There is one point that might appear superficial but is hard to miss. Quite simply, the students of Directed Studies and the Humanities appear very happy. They acquire confidence from their intellectual breadth, and feel joy in contemplating Shakespeare's world-play and Nietzsche's aphorisms. They show a love of college and learning that I do not see from the students brooding over econometric regressions or deconstruction. Directed Studies and Humanities students are more apt to devote great time to their studies because they enjoy it for its own sake. Yale professors, too, proclaim their enjoyment in teaching Directed Studies--even though, in the modern university, teaching mere undergraduates about mere canonical works without providing original research will do little to advance their careers.

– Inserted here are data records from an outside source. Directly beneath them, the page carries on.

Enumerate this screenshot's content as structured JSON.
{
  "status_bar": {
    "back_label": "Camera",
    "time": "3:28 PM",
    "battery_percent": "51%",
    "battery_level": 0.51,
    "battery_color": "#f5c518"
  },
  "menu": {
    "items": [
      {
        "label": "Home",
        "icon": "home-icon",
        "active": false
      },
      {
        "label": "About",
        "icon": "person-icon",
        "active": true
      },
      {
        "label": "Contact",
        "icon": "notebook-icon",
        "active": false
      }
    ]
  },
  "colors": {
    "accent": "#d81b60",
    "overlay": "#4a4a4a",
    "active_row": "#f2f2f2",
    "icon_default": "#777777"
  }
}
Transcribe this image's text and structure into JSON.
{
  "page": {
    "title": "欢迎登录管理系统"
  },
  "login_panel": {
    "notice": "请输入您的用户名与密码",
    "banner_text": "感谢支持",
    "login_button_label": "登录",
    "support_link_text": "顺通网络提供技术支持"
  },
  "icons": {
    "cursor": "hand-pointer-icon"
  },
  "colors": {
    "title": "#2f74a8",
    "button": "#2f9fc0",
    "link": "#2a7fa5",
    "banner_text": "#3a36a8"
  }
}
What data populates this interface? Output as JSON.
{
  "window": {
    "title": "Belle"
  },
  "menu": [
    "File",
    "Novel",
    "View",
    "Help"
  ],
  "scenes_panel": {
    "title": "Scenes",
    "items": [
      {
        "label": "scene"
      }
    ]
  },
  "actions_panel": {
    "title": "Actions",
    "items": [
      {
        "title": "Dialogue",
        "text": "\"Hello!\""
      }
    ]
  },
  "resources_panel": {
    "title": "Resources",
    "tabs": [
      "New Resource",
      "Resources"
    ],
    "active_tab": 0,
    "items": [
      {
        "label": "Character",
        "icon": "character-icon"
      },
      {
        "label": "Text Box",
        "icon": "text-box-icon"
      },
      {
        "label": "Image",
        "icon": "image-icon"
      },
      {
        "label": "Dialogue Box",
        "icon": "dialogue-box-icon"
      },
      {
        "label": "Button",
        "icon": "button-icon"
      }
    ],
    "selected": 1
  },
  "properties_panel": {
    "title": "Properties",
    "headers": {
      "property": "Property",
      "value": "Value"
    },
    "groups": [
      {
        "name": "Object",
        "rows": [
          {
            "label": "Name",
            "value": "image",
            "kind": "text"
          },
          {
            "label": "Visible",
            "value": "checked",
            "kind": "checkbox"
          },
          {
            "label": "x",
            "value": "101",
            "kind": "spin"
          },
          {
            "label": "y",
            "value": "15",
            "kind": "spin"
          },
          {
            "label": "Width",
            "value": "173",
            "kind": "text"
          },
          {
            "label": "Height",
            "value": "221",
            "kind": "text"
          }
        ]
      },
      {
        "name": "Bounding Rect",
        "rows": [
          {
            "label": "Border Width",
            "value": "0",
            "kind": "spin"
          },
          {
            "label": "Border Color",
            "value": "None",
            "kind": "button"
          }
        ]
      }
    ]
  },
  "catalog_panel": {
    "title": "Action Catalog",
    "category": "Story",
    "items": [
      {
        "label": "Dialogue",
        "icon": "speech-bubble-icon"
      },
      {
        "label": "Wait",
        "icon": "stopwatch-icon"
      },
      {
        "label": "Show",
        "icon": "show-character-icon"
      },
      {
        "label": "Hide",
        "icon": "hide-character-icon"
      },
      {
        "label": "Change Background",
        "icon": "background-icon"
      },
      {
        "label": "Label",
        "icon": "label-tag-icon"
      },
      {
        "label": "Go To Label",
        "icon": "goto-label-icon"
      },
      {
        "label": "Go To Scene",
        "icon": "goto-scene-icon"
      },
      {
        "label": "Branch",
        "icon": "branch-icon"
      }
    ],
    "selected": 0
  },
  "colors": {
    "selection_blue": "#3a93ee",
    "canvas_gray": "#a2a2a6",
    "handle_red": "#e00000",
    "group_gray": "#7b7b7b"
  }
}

College undergraduates should appreciate a liberal arts education, after all. Young people including college students, it has been my observation, are interested in love. They would like Plato's Symposium, Shakespeare's Sonnets and Freud's letters to his wife, if only they were expected to read them. If they are not, they won't know what they're missing. And if the one literature course they are compelled to take is about theory, class or race, they'll never fall in love with literature.
On an autobiographical note, I started my freshman year doing Biomedical Engineering major. I hadn't consciously rejected the liberal arts, I just had no knowledge of what they were. It had never occurred to me why somebody would want to study something impractical, old, and written in a foreign language--until I saw how happy my directed peers were, and how impressive their conversations were. I then decided to give those classes a try. I switched to a Humanities major shortly thereafter, and have been very, very happy since, whereas many of my peers see their studies as a tedious obligation.
Part of the reason students (like me, initially) don't pursue traditional liberal arts education is that they simply don't know why they might want to. High schools don't offer classes in philosophy of education or intellectual history, nor do they teach literature in a way to spark students' love. Nobody doubts the value of the sciences or the utility of the social sciences. But freshmen aren't so sure about the liberal arts. As such, the duty should fall to university administrators to ensure that freshmen at least give it a try and can find classes about literature that aren't actually about politics. Perhaps college orientation programs should spend more time talking about education and less about politics, too.
Because of my narrow pragmatism and freshman-year ignorance, I missed my chance to do the program. Though I've tried my best to make up for it, I'm sure that, when I leave Yale behind one semester from now, I will have one great regret: "I wish I had done Directed Studies."
Matt Shaffer is a student at Yale University